RECORDS SHOWN:
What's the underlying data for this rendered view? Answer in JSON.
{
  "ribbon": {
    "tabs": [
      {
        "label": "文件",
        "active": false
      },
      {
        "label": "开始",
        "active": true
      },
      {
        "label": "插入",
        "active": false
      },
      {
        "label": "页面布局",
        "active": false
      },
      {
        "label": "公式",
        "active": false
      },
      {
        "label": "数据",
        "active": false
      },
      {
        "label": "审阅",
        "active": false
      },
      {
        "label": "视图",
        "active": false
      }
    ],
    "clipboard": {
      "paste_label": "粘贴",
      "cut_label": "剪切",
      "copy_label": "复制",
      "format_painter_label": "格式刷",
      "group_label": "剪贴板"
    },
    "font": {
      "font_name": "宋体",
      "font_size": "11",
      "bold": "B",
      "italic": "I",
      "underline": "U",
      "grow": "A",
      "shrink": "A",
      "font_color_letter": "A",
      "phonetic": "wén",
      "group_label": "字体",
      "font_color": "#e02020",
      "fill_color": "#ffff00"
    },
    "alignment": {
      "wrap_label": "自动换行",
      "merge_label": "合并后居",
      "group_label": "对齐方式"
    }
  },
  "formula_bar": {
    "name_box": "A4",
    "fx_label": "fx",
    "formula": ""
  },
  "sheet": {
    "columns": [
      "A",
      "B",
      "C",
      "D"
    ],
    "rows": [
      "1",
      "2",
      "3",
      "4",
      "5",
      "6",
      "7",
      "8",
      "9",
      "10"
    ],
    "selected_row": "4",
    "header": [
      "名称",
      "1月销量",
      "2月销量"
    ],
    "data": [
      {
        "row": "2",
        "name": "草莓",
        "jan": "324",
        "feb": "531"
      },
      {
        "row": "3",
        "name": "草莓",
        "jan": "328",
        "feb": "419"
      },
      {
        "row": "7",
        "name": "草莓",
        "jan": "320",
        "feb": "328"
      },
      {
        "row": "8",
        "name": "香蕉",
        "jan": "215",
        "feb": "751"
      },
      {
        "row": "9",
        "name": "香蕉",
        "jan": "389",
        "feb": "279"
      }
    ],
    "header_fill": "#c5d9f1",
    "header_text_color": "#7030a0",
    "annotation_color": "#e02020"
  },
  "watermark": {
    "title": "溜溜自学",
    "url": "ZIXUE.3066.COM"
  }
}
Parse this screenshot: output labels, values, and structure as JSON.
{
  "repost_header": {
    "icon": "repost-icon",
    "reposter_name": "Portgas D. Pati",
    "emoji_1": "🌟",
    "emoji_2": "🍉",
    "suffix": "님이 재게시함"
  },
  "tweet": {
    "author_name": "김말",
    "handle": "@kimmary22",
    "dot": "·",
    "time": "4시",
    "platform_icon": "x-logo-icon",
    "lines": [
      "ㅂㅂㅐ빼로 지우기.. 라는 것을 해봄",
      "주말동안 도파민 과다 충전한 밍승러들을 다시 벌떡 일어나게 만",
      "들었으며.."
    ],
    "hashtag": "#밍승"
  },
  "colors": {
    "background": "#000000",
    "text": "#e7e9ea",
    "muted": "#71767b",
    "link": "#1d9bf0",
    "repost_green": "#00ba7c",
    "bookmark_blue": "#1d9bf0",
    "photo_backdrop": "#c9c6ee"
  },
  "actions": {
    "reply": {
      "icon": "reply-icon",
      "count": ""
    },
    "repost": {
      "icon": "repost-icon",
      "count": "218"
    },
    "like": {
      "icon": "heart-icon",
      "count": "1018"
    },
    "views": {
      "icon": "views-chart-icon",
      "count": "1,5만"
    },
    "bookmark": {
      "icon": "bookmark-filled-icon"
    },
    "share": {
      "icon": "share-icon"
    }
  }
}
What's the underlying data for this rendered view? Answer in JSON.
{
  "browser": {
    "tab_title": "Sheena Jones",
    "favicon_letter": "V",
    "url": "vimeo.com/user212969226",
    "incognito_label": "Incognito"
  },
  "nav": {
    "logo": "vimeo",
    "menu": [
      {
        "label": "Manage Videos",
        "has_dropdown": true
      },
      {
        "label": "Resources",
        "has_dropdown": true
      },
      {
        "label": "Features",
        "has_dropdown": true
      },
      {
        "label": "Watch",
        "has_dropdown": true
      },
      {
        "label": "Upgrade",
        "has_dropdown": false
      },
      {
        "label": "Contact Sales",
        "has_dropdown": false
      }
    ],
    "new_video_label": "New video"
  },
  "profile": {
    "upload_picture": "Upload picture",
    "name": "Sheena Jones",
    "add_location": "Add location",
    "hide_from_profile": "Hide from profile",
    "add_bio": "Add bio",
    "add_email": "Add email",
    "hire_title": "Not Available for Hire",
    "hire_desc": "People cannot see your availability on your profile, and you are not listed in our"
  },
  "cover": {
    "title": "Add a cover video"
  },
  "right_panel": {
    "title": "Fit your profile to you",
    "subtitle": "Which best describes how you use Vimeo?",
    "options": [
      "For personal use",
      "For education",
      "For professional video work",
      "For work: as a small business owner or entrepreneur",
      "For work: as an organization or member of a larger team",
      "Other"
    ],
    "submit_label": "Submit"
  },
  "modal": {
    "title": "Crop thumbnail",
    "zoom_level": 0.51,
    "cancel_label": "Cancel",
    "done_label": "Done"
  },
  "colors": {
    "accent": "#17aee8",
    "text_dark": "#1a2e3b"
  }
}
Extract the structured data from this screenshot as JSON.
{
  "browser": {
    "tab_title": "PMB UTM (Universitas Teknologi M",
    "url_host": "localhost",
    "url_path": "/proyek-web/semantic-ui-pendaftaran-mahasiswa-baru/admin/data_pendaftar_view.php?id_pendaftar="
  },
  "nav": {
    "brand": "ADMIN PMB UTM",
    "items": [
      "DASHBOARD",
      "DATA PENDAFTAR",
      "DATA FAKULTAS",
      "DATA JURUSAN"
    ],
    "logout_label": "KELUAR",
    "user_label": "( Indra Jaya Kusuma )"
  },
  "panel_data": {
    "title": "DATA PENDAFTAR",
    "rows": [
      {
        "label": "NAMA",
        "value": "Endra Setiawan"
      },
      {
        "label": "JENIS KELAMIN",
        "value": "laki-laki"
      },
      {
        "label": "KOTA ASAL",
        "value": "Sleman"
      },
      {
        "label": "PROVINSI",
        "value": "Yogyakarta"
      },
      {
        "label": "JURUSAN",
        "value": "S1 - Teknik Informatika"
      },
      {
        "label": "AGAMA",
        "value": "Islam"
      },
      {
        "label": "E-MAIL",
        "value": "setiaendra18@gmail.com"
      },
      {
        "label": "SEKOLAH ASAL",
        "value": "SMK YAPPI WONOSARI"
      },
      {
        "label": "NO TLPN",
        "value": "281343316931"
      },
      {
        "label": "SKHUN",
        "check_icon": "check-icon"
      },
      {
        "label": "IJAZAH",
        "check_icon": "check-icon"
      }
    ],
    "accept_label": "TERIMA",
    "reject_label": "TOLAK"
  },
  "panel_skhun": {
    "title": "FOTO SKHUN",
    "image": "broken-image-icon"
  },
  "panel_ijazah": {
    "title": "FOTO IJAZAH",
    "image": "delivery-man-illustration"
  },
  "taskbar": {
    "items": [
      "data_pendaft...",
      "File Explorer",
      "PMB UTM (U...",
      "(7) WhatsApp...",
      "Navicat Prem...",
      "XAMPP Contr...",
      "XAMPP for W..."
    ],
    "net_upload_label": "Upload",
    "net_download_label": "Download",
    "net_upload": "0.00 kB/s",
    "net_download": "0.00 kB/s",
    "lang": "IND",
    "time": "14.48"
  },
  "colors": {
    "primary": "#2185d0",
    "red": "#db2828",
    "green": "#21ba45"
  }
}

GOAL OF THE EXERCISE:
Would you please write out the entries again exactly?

EXERCISE OUTPUT:
What's the underlying data for this rendered view? Answer in JSON.
{
  "ribbon": {
    "tabs": [
      {
        "label": "文件",
        "active": false
      },
      {
        "label": "开始",
        "active": true
      },
      {
        "label": "插入",
        "active": false
      },
      {
        "label": "页面布局",
        "active": false
      },
      {
        "label": "公式",
        "active": false
      },
      {
        "label": "数据",
        "active": false
      },
      {
        "label": "审阅",
        "active": false
      },
      {
        "label": "视图",
        "active": false
      }
    ],
    "clipboard": {
      "paste_label": "粘贴",
      "cut_label": "剪切",
      "copy_label": "复制",
      "format_painter_label": "格式刷",
      "group_label": "剪贴板"
    },
    "font": {
      "font_name": "宋体",
      "font_size": "11",
      "bold": "B",
      "italic": "I",
      "underline": "U",
      "grow": "A",
      "shrink": "A",
      "font_color_letter": "A",
      "phonetic": "wén",
      "group_label": "字体",
      "font_color": "#e02020",
      "fill_color": "#ffff00"
    },
    "alignment": {
      "wrap_label": "自动换行",
      "merge_label": "合并后居",
      "group_label": "对齐方式"
    }
  },
  "formula_bar": {
    "name_box": "A4",
    "fx_label": "fx",
    "formula": ""
  },
  "sheet": {
    "columns": [
      "A",
      "B",
      "C",
      "D"
    ],
    "rows": [
      "1",
      "2",
      "3",
      "4",
      "5",
      "6",
      "7",
      "8",
      "9",
      "10"
    ],
    "selected_row": "4",
    "header": [
      "名称",
      "1月销量",
      "2月销量"
    ],
    "data": [
      {
        "row": "2",
        "name": "草莓",
        "jan": "324",
        "feb": "531"
      },
      {
        "row": "3",
        "name": "草莓",
        "jan": "328",
        "feb": "419"
      },
      {
        "row": "7",
        "name": "草莓",
        "jan": "320",
        "feb": "328"
      },
      {
        "row": "8",
        "name": "香蕉",
        "jan": "215",
        "feb": "751"
      },
      {
        "row": "9",
        "name": "香蕉",
        "jan": "389",
        "feb": "279"
      }
    ],
    "header_fill": "#c5d9f1",
    "header_text_color": "#7030a0",
    "annotation_color": "#e02020"
  },
  "watermark": {
    "title": "溜溜自学",
    "url": "ZIXUE.3066.COM"
  }
}
Parse this screenshot: output labels, values, and structure as JSON.
{
  "repost_header": {
    "icon": "repost-icon",
    "reposter_name": "Portgas D. Pati",
    "emoji_1": "🌟",
    "emoji_2": "🍉",
    "suffix": "님이 재게시함"
  },
  "tweet": {
    "author_name": "김말",
    "handle": "@kimmary22",
    "dot": "·",
    "time": "4시",
    "platform_icon": "x-logo-icon",
    "lines": [
      "ㅂㅂㅐ빼로 지우기.. 라는 것을 해봄",
      "주말동안 도파민 과다 충전한 밍승러들을 다시 벌떡 일어나게 만",
      "들었으며.."
    ],
    "hashtag": "#밍승"
  },
  "colors": {
    "background": "#000000",
    "text": "#e7e9ea",
    "muted": "#71767b",
    "link": "#1d9bf0",
    "repost_green": "#00ba7c",
    "bookmark_blue": "#1d9bf0",
    "photo_backdrop": "#c9c6ee"
  },
  "actions": {
    "reply": {
      "icon": "reply-icon",
      "count": ""
    },
    "repost": {
      "icon": "repost-icon",
      "count": "218"
    },
    "like": {
      "icon": "heart-icon",
      "count": "1018"
    },
    "views": {
      "icon": "views-chart-icon",
      "count": "1,5만"
    },
    "bookmark": {
      "icon": "bookmark-filled-icon"
    },
    "share": {
      "icon": "share-icon"
    }
  }
}
What's the underlying data for this rendered view? Answer in JSON.
{
  "browser": {
    "tab_title": "Sheena Jones",
    "favicon_letter": "V",
    "url": "vimeo.com/user212969226",
    "incognito_label": "Incognito"
  },
  "nav": {
    "logo": "vimeo",
    "menu": [
      {
        "label": "Manage Videos",
        "has_dropdown": true
      },
      {
        "label": "Resources",
        "has_dropdown": true
      },
      {
        "label": "Features",
        "has_dropdown": true
      },
      {
        "label": "Watch",
        "has_dropdown": true
      },
      {
        "label": "Upgrade",
        "has_dropdown": false
      },
      {
        "label": "Contact Sales",
        "has_dropdown": false
      }
    ],
    "new_video_label": "New video"
  },
  "profile": {
    "upload_picture": "Upload picture",
    "name": "Sheena Jones",
    "add_location": "Add location",
    "hide_from_profile": "Hide from profile",
    "add_bio": "Add bio",
    "add_email": "Add email",
    "hire_title": "Not Available for Hire",
    "hire_desc": "People cannot see your availability on your profile, and you are not listed in our"
  },
  "cover": {
    "title": "Add a cover video"
  },
  "right_panel": {
    "title": "Fit your profile to you",
    "subtitle": "Which best describes how you use Vimeo?",
    "options": [
      "For personal use",
      "For education",
      "For professional video work",
      "For work: as a small business owner or entrepreneur",
      "For work: as an organization or member of a larger team",
      "Other"
    ],
    "submit_label": "Submit"
  },
  "modal": {
    "title": "Crop thumbnail",
    "zoom_level": 0.51,
    "cancel_label": "Cancel",
    "done_label": "Done"
  },
  "colors": {
    "accent": "#17aee8",
    "text_dark": "#1a2e3b"
  }
}
Extract the structured data from this screenshot as JSON.
{
  "browser": {
    "tab_title": "PMB UTM (Universitas Teknologi M",
    "url_host": "localhost",
    "url_path": "/proyek-web/semantic-ui-pendaftaran-mahasiswa-baru/admin/data_pendaftar_view.php?id_pendaftar="
  },
  "nav": {
    "brand": "ADMIN PMB UTM",
    "items": [
      "DASHBOARD",
      "DATA PENDAFTAR",
      "DATA FAKULTAS",
      "DATA JURUSAN"
    ],
    "logout_label": "KELUAR",
    "user_label": "( Indra Jaya Kusuma )"
  },
  "panel_data": {
    "title": "DATA PENDAFTAR",
    "rows": [
      {
        "label": "NAMA",
        "value": "Endra Setiawan"
      },
      {
        "label": "JENIS KELAMIN",
        "value": "laki-laki"
      },
      {
        "label": "KOTA ASAL",
        "value": "Sleman"
      },
      {
        "label": "PROVINSI",
        "value": "Yogyakarta"
      },
      {
        "label": "JURUSAN",
        "value": "S1 - Teknik Informatika"
      },
      {
        "label": "AGAMA",
        "value": "Islam"
      },
      {
        "label": "E-MAIL",
        "value": "setiaendra18@gmail.com"
      },
      {
        "label": "SEKOLAH ASAL",
        "value": "SMK YAPPI WONOSARI"
      },
      {
        "label": "NO TLPN",
        "value": "281343316931"
      },
      {
        "label": "SKHUN",
        "check_icon": "check-icon"
      },
      {
        "label": "IJAZAH",
        "check_icon": "check-icon"
      }
    ],
    "accept_label": "TERIMA",
    "reject_label": "TOLAK"
  },
  "panel_skhun": {
    "title": "FOTO SKHUN",
    "image": "broken-image-icon"
  },
  "panel_ijazah": {
    "title": "FOTO IJAZAH",
    "image": "delivery-man-illustration"
  },
  "taskbar": {
    "items": [
      "data_pendaft...",
      "File Explorer",
      "PMB UTM (U...",
      "(7) WhatsApp...",
      "Navicat Prem...",
      "XAMPP Contr...",
      "XAMPP for W..."
    ],
    "net_upload_label": "Upload",
    "net_download_label": "Download",
    "net_upload": "0.00 kB/s",
    "net_download": "0.00 kB/s",
    "lang": "IND",
    "time": "14.48"
  },
  "colors": {
    "primary": "#2185d0",
    "red": "#db2828",
    "green": "#21ba45"
  }
}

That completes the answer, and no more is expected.